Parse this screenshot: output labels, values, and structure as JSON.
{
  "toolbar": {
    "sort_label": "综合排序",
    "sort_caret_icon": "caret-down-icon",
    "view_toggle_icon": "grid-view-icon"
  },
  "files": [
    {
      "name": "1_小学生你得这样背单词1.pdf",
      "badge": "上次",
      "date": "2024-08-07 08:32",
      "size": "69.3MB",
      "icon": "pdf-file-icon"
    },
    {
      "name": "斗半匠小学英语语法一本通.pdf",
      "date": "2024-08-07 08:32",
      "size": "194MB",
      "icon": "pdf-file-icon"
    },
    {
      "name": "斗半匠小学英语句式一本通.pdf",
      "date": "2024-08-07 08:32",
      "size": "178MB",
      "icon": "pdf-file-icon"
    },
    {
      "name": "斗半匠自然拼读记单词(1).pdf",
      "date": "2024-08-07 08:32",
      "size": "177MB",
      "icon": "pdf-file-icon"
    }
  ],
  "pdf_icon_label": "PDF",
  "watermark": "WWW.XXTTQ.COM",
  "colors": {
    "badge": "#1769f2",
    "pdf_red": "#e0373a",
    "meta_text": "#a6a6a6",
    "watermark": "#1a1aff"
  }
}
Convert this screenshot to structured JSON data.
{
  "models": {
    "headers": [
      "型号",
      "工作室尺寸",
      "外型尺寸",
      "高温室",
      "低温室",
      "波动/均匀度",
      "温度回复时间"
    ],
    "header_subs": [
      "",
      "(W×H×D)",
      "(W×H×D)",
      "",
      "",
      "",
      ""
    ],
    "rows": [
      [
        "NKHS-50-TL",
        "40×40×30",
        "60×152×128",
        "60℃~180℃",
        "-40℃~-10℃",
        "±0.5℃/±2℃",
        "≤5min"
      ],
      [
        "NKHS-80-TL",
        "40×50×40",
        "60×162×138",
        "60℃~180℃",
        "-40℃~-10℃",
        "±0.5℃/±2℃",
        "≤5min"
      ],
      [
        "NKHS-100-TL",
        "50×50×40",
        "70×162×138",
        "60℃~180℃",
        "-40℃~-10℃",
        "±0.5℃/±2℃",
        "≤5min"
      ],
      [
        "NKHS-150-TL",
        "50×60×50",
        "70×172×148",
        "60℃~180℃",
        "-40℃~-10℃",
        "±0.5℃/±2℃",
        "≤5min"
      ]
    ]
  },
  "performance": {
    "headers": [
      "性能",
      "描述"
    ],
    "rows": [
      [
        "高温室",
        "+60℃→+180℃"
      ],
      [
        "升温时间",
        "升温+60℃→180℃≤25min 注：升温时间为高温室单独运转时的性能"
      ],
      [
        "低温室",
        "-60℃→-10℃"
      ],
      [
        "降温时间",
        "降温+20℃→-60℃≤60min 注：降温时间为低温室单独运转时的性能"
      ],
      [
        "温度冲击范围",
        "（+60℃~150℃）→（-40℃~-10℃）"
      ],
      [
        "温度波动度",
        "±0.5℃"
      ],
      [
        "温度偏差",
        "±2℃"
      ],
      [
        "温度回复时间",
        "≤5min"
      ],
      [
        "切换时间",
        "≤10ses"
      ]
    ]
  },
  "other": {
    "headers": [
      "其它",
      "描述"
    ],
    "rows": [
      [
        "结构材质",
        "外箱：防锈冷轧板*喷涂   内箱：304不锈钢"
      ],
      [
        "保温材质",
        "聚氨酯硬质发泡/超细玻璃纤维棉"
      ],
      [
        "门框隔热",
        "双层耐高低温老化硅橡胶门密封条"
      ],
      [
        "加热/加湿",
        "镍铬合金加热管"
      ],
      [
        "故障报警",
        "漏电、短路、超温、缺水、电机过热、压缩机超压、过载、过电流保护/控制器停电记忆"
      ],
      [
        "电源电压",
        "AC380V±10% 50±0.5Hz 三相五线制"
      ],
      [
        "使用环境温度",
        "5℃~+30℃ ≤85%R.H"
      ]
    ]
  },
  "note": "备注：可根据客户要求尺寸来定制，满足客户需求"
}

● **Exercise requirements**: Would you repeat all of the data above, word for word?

● **Solution to this task**:
Parse this screenshot: output labels, values, and structure as JSON.
{
  "toolbar": {
    "sort_label": "综合排序",
    "sort_caret_icon": "caret-down-icon",
    "view_toggle_icon": "grid-view-icon"
  },
  "files": [
    {
      "name": "1_小学生你得这样背单词1.pdf",
      "badge": "上次",
      "date": "2024-08-07 08:32",
      "size": "69.3MB",
      "icon": "pdf-file-icon"
    },
    {
      "name": "斗半匠小学英语语法一本通.pdf",
      "date": "2024-08-07 08:32",
      "size": "194MB",
      "icon": "pdf-file-icon"
    },
    {
      "name": "斗半匠小学英语句式一本通.pdf",
      "date": "2024-08-07 08:32",
      "size": "178MB",
      "icon": "pdf-file-icon"
    },
    {
      "name": "斗半匠自然拼读记单词(1).pdf",
      "date": "2024-08-07 08:32",
      "size": "177MB",
      "icon": "pdf-file-icon"
    }
  ],
  "pdf_icon_label": "PDF",
  "watermark": "WWW.XXTTQ.COM",
  "colors": {
    "badge": "#1769f2",
    "pdf_red": "#e0373a",
    "meta_text": "#a6a6a6",
    "watermark": "#1a1aff"
  }
}
Convert this screenshot to structured JSON data.
{
  "models": {
    "headers": [
      "型号",
      "工作室尺寸",
      "外型尺寸",
      "高温室",
      "低温室",
      "波动/均匀度",
      "温度回复时间"
    ],
    "header_subs": [
      "",
      "(W×H×D)",
      "(W×H×D)",
      "",
      "",
      "",
      ""
    ],
    "rows": [
      [
        "NKHS-50-TL",
        "40×40×30",
        "60×152×128",
        "60℃~180℃",
        "-40℃~-10℃",
        "±0.5℃/±2℃",
        "≤5min"
      ],
      [
        "NKHS-80-TL",
        "40×50×40",
        "60×162×138",
        "60℃~180℃",
        "-40℃~-10℃",
        "±0.5℃/±2℃",
        "≤5min"
      ],
      [
        "NKHS-100-TL",
        "50×50×40",
        "70×162×138",
        "60℃~180℃",
        "-40℃~-10℃",
        "±0.5℃/±2℃",
        "≤5min"
      ],
      [
        "NKHS-150-TL",
        "50×60×50",
        "70×172×148",
        "60℃~180℃",
        "-40℃~-10℃",
        "±0.5℃/±2℃",
        "≤5min"
      ]
    ]
  },
  "performance": {
    "headers": [
      "性能",
      "描述"
    ],
    "rows": [
      [
        "高温室",
        "+60℃→+180℃"
      ],
      [
        "升温时间",
        "升温+60℃→180℃≤25min 注：升温时间为高温室单独运转时的性能"
      ],
      [
        "低温室",
        "-60℃→-10℃"
      ],
      [
        "降温时间",
        "降温+20℃→-60℃≤60min 注：降温时间为低温室单独运转时的性能"
      ],
      [
        "温度冲击范围",
        "（+60℃~150℃）→（-40℃~-10℃）"
      ],
      [
        "温度波动度",
        "±0.5℃"
      ],
      [
        "温度偏差",
        "±2℃"
      ],
      [
        "温度回复时间",
        "≤5min"
      ],
      [
        "切换时间",
        "≤10ses"
      ]
    ]
  },
  "other": {
    "headers": [
      "其它",
      "描述"
    ],
    "rows": [
      [
        "结构材质",
        "外箱：防锈冷轧板*喷涂   内箱：304不锈钢"
      ],
      [
        "保温材质",
        "聚氨酯硬质发泡/超细玻璃纤维棉"
      ],
      [
        "门框隔热",
        "双层耐高低温老化硅橡胶门密封条"
      ],
      [
        "加热/加湿",
        "镍铬合金加热管"
      ],
      [
        "故障报警",
        "漏电、短路、超温、缺水、电机过热、压缩机超压、过载、过电流保护/控制器停电记忆"
      ],
      [
        "电源电压",
        "AC380V±10% 50±0.5Hz 三相五线制"
      ],
      [
        "使用环境温度",
        "5℃~+30℃ ≤85%R.H"
      ]
    ]
  },
  "note": "备注：可根据客户要求尺寸来定制，满足客户需求"
}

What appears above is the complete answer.